**Exercise directions**.
After going through the data, give the number of lines that contain the word "children" as your sole answer.

=== Section Start ===

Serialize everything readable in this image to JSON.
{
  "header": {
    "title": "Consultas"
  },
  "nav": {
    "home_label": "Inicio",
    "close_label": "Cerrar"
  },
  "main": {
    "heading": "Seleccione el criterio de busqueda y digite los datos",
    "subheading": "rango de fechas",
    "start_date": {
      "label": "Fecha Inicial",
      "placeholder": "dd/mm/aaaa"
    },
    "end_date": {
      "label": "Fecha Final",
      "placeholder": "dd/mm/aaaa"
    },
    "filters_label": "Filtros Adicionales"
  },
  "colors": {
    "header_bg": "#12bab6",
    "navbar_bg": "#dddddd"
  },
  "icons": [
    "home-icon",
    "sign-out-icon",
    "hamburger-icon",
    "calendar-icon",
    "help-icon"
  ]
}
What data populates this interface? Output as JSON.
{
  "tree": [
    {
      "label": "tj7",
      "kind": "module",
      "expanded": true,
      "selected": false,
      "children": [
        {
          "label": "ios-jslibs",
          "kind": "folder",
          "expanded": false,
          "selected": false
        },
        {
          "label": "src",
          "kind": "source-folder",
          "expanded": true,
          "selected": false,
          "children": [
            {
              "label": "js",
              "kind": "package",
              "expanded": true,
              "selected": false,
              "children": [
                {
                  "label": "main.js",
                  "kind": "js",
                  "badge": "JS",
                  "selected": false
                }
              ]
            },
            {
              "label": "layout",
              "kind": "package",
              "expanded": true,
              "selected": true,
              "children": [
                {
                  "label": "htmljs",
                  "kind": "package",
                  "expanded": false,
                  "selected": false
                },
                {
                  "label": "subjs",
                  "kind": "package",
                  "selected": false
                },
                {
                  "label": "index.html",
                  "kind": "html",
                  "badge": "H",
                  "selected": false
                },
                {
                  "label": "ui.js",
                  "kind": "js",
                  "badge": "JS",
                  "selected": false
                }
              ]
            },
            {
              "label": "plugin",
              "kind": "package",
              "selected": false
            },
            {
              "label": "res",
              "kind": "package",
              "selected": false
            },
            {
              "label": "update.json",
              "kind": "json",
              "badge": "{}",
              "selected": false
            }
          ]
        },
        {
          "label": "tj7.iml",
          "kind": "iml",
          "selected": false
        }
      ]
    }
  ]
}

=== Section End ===

**Answer for the task**.
4